I do the same by the way. I look down or into the distance to focus on what someone is saying I'd be furious if someone called me disrespectful for that. Uggh :mad:

Thank you. (: I thought it was common enough. I've never had anyone else at work complain about it.

Simargl
03-10-17, 09:20 PM
I think you should let it go until it happens again. You have already talked to your boss about it, and I am sure the trainer would be disappointed to know that you didnt get any kind of on the record talking to. If it comes up again with the trainer- tell her that you are more comfortable discussing these things in the presence of your supervisor and suggest a meeting with the three of you. Either she will have the wind taken out of her sails cause she knows she has no business, or she will agreed and she can make a fool of her self righteous self in front of your manager by bringing up such a non-issue. From now on, try and get her to give any notes or feedback to you via email or written simply because you want something other than your memory to refer to should you need to address it with someone above her.

Thank you, Sarah. I'm letting go of this. I doubt she'll ever confront me but if she does, I'll suggest the meeting. I'm done being upset over this. She had Thursday and Friday. I own the weekend.

But I do feel like I'm in a better position if this comes again.

dvdnvwls
03-11-17, 08:40 PM
Also, We're both women.
Sorry about that - I wasn't paying attention I guess

Cyllya
03-12-17, 07:09 PM
Man, I hate it when anyone gets all indignant over someone else's eye contact patterns. That's something where the norm varies wildly by region, so it's equivalent to her deciding you were "disrespectful" because you spoke with an accent.

Anyway, it sounds like the folks in charge and your peers who witnessed your alleged disrespect all think the complain is unfounded. So I agree with all the folks that say you don't have to do anything.

If you do end up having issues over this, here's some articles about how doodling helps you focus (https://smleo.com/2014/04/08/doodling-and-the-mind-drawing-your-attention/) and eye contact is distracting, which makes it harder to speak (https://www.linkedin.com/pulse/why-we-shouldnt-always-insist-eye-contact-cognitive-wajdi). Could be handy if your superiors are the sort to be convinced by actual facts/data/science.
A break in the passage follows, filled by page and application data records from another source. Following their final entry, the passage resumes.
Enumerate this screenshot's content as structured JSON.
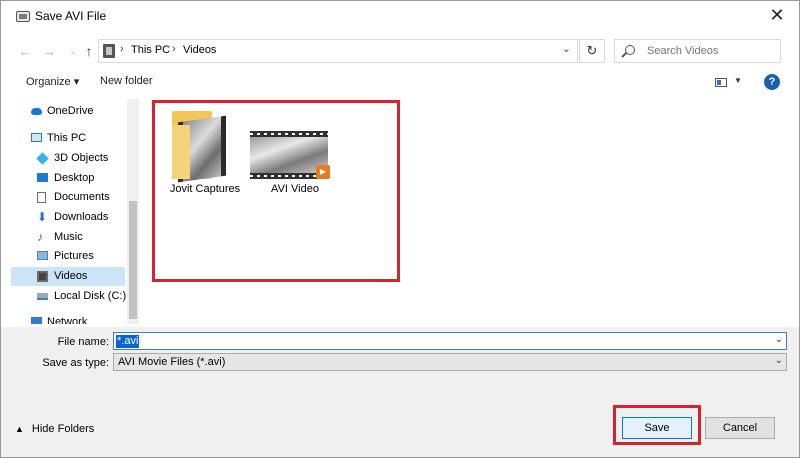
{
  "window": {
    "title": "Save AVI File",
    "close_glyph": "✕"
  },
  "nav": {
    "back_glyph": "←",
    "forward_glyph": "→",
    "recent_glyph": "⌄",
    "up_glyph": "↑",
    "breadcrumb": [
      "This PC",
      "Videos"
    ],
    "crumb_sep": "›",
    "dropdown_glyph": "⌄",
    "refresh_glyph": "↻",
    "search_placeholder": "Search Videos"
  },
  "toolbar": {
    "organize_label": "Organize ▾",
    "new_folder_label": "New folder",
    "view_dd_glyph": "▼",
    "help_glyph": "?"
  },
  "sidebar": {
    "items": [
      {
        "label": "OneDrive",
        "icon": "onedrive-icon"
      },
      {
        "label": "This PC",
        "icon": "pc-icon"
      },
      {
        "label": "3D Objects",
        "icon": "3d-objects-icon"
      },
      {
        "label": "Desktop",
        "icon": "desktop-icon"
      },
      {
        "label": "Documents",
        "icon": "documents-icon"
      },
      {
        "label": "Downloads",
        "icon": "downloads-icon",
        "glyph": "⬇"
      },
      {
        "label": "Music",
        "icon": "music-icon",
        "glyph": "♪"
      },
      {
        "label": "Pictures",
        "icon": "pictures-icon"
      },
      {
        "label": "Videos",
        "icon": "videos-icon",
        "selected": true
      },
      {
        "label": "Local Disk (C:)",
        "icon": "local-disk-icon"
      },
      {
        "label": "Network",
        "icon": "network-icon"
      }
    ]
  },
  "files": [
    {
      "label": "Jovit Captures",
      "icon": "folder-icon"
    },
    {
      "label": "AVI Video",
      "icon": "video-file-icon",
      "badge_glyph": "▶"
    }
  ],
  "form": {
    "file_name_label": "File name:",
    "file_name_value": "*.avi",
    "save_type_label": "Save as type:",
    "save_type_value": "AVI Movie Files (*.avi)",
    "dropdown_glyph": "⌄"
  },
  "footer": {
    "hide_folders_label": "Hide Folders",
    "hide_chevron": "▲",
    "save_label": "Save",
    "cancel_label": "Cancel"
  },
  "colors": {
    "highlight": "#d4242d",
    "accent": "#0078d7",
    "selection": "#cce4f7"
  }
}
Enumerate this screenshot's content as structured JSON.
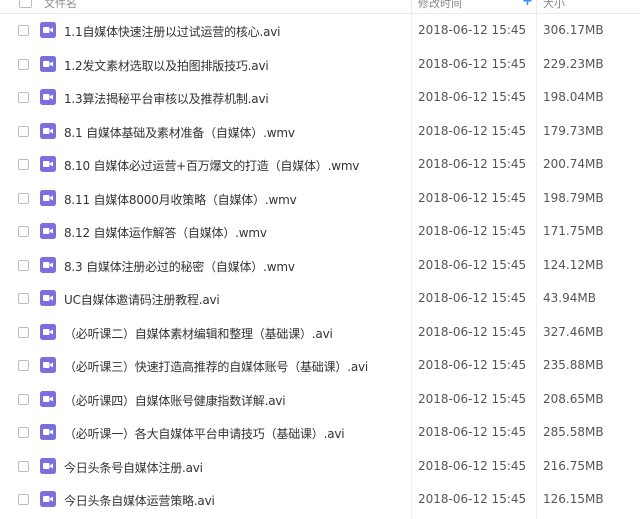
{
  "header": {
    "name_label": "文件名",
    "date_label": "修改时间",
    "size_label": "大小",
    "add_glyph": "+"
  },
  "colors": {
    "video_icon": "#7b6fe0",
    "accent": "#3b8cff"
  },
  "files": [
    {
      "icon": "video-icon",
      "name": "1.1自媒体快速注册以过试运营的核心.avi",
      "date": "2018-06-12 15:45",
      "size": "306.17MB"
    },
    {
      "icon": "video-icon",
      "name": "1.2发文素材选取以及拍图排版技巧.avi",
      "date": "2018-06-12 15:45",
      "size": "229.23MB"
    },
    {
      "icon": "video-icon",
      "name": "1.3算法揭秘平台审核以及推荐机制.avi",
      "date": "2018-06-12 15:45",
      "size": "198.04MB"
    },
    {
      "icon": "video-icon",
      "name": "8.1 自媒体基础及素材准备（自媒体）.wmv",
      "date": "2018-06-12 15:45",
      "size": "179.73MB"
    },
    {
      "icon": "video-icon",
      "name": "8.10 自媒体必过运营+百万爆文的打造（自媒体）.wmv",
      "date": "2018-06-12 15:45",
      "size": "200.74MB"
    },
    {
      "icon": "video-icon",
      "name": "8.11 自媒体8000月收策略（自媒体）.wmv",
      "date": "2018-06-12 15:45",
      "size": "198.79MB"
    },
    {
      "icon": "video-icon",
      "name": "8.12 自媒体运作解答（自媒体）.wmv",
      "date": "2018-06-12 15:45",
      "size": "171.75MB"
    },
    {
      "icon": "video-icon",
      "name": "8.3 自媒体注册必过的秘密（自媒体）.wmv",
      "date": "2018-06-12 15:45",
      "size": "124.12MB"
    },
    {
      "icon": "video-icon",
      "name": "UC自媒体邀请码注册教程.avi",
      "date": "2018-06-12 15:45",
      "size": "43.94MB"
    },
    {
      "icon": "video-icon",
      "name": "（必听课二）自媒体素材编辑和整理（基础课）.avi",
      "date": "2018-06-12 15:45",
      "size": "327.46MB"
    },
    {
      "icon": "video-icon",
      "name": "（必听课三）快速打造高推荐的自媒体账号（基础课）.avi",
      "date": "2018-06-12 15:45",
      "size": "235.88MB"
    },
    {
      "icon": "video-icon",
      "name": "（必听课四）自媒体账号健康指数详解.avi",
      "date": "2018-06-12 15:45",
      "size": "208.65MB"
    },
    {
      "icon": "video-icon",
      "name": "（必听课一）各大自媒体平台申请技巧（基础课）.avi",
      "date": "2018-06-12 15:45",
      "size": "285.58MB"
    },
    {
      "icon": "video-icon",
      "name": "今日头条号自媒体注册.avi",
      "date": "2018-06-12 15:45",
      "size": "216.75MB"
    },
    {
      "icon": "video-icon",
      "name": "今日头条自媒体运营策略.avi",
      "date": "2018-06-12 15:45",
      "size": "126.15MB"
    }
  ]
}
I had something similar happen once. Someone with more authority (not over me) and seniority with a reputation for being condescending and obnoxious accused me of being rude, in front of a bunch of people who didn't think I was being rude. My situation was more directly confrontational though. My boss had a meeting with me to get my side of the story, and I think she asked other people what happened, but that's the only official action I'm aware of in regards to the incident. They might've made a note about it in my "file" or something, but there was no disciplinary action... at least not for me! It actually feels like my accuser has been politer to me than she was before the incident, and I've noticed her switch to a less grouchy tone of voice when she's talking to someone else and sees me coming! So I actually suspect she got herself in trouble.

Genghis
04-16-17, 10:45 PM
Simargl: I'm new here to the forums, but not new to the working world or to the "office politics" that often come with working in an organization. Because of my ADHD I couldn't read through the two pages of posts that came before mine, so I may well be repeating some of the advice that has already been given, and if so I apologize.

I think the biggest factor in your favor in your situation is that your direct boss knows your particular "foibles", and it sounds like they have your back.

It's hard to say what's really going on with the junior trainer that you're having the problem with. If it were me, I would invite them out to lunch or coffee (on me) to chat and try and clear the air in a non-judgmental way, with a genuine desire to find out why the other person was bothered by my behavior and to hopefully create some mutual understanding between us. Doing this would send a couple of messages: 1) I do care (to a point) about how my actions may affect others, and 2) if you say stuff about me behind my back and I find out about it, you and I WILL have a conversation because I am NOT a pushover who can be bullied.

Anyway, that's just my two cents' worth. Best of luck!

~Genghis